### Work instructions
All lines below containing the string "label" are to be copied.

### Supplied records
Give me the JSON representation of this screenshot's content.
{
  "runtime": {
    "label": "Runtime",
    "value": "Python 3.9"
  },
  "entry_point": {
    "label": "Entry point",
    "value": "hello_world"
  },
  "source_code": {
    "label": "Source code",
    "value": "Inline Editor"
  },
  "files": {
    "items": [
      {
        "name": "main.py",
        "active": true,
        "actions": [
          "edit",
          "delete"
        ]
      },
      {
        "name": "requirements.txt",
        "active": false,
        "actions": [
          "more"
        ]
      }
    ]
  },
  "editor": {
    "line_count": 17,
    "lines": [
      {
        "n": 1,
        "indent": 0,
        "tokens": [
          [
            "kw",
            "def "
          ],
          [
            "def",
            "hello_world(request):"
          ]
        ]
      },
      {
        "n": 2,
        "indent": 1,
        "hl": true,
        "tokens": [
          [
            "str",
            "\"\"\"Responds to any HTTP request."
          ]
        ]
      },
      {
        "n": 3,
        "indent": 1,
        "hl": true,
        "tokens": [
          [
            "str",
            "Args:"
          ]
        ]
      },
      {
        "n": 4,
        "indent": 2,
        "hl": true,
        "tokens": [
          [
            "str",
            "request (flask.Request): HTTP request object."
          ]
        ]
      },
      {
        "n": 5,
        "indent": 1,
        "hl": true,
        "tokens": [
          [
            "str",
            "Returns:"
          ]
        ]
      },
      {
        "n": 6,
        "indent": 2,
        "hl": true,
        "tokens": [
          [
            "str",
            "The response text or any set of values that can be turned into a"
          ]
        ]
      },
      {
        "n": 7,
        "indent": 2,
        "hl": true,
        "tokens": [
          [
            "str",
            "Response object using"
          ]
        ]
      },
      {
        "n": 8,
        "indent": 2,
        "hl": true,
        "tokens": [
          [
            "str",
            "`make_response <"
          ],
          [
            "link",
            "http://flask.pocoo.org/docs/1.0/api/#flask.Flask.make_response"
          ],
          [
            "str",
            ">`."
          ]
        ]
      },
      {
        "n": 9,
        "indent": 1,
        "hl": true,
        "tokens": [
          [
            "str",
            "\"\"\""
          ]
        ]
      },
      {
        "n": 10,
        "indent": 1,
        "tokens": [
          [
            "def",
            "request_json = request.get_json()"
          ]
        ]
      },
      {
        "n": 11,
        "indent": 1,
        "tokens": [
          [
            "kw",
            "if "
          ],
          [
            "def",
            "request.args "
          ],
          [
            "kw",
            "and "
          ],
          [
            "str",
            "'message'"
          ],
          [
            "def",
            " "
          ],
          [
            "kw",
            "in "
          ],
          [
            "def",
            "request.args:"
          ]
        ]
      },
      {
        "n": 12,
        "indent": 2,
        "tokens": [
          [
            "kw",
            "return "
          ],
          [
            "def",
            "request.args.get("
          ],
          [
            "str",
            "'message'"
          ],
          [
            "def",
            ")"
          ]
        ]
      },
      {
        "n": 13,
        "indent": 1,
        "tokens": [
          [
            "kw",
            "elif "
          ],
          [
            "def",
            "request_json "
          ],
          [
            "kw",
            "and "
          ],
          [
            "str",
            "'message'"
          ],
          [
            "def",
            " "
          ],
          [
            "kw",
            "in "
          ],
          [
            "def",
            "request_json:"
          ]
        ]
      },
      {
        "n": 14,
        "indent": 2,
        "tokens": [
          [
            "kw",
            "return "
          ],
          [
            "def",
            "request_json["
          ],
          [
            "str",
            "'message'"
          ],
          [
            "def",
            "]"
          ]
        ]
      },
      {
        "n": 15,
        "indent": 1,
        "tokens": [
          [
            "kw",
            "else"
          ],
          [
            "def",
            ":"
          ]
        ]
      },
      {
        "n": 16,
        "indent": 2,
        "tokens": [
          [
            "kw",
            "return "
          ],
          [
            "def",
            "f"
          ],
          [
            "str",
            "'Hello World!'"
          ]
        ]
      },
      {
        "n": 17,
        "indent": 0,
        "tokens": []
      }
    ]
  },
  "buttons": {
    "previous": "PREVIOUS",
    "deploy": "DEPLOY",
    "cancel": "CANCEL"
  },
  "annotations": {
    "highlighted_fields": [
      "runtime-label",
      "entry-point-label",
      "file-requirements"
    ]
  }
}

### Solution to the problem
    "label": "Runtime",
    "label": "Entry point",
    "label": "Source code",
      "runtime-label",
      "entry-point-label",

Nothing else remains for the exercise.